BRADENTON – Incumbent Manatee County Commission District 2 Commissioner Reggie Bellamy was elected to the board in 2018 and is seeking a second four-year term in this year's election. He faces competition in both the Democratic Primary and General Election.
Bellamy was born and raised in Bradenton and is a graduate of Manatee High School. He holds a Bachelor of Science in Business Administration from Bethune Cookman University and served in the United States Army from 1989 to 1993, receiving an honorable discharge as a Corporal.
Bellamy has spent over 20 years working with the youth of Manatee County in various capacities. Prior to being elected in 2018, he was a Dean at Buffalo Creek Middle School in Palmetto, as well as the Executive Director of the Palmetto Youth Center. He has also served as head coach of the Palmetto High School boys basketball team.
Prior to his work at Buffalo Creek, Bellamy worked as a graduation coach and mentor, facilitating graduation plans and encouraging students to stay in school. He also served as an Academic Advisor at the State College of Florida.
In the 2018 Democratic primary, Bellamy defeated incumbent District 2 Commissioner Charles Smith 2,203 to 2,018 before going on to win the general election.

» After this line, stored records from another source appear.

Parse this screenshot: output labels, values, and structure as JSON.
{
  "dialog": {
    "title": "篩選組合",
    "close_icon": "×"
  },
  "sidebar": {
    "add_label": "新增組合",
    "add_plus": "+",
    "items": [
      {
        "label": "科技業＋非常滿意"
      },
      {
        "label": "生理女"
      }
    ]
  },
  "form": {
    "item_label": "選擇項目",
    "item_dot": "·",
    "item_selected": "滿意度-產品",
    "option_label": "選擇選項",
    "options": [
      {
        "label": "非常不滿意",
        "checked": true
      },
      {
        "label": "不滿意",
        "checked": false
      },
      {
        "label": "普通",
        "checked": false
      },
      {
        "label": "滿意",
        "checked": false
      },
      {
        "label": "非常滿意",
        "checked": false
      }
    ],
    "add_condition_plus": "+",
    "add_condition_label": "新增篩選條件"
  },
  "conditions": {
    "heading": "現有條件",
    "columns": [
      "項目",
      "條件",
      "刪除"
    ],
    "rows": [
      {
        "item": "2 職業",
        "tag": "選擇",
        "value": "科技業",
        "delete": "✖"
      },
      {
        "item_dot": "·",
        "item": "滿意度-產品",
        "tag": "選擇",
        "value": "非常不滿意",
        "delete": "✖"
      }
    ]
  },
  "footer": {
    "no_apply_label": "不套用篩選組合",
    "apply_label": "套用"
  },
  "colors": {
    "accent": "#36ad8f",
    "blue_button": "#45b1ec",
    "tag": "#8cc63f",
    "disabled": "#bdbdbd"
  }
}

He faces a rematch with Smith in this year's primary, while Republican Amanda Ballard will take on the winner in November in a redrawn district that is now more friendly to Republicans.
Bellamy has been a strong advocate for his district, fighting to ensure the vision for a north-of-the-river aquatics facility that was initiated by his predecessor, while also tirelessly pointing out the lack of sidewalks, lighting, and infrastructure in his district during meetings.
While Bellamy has found himself in the minority voting bloc on a number of the board's most controversial issues, including the firing of former county administrator Cheri Coryea and the failed vote to remove Vanessa Baugh as board chair following Vaccinegate, he has proven much more pro-development than Smith.
While Bellamy primarily ran a grassroots campaign in 2018, he has already raised nearly $74,000 this cycle, most of which has come from development interests and east county landholders, and his votes have tended to reflect that.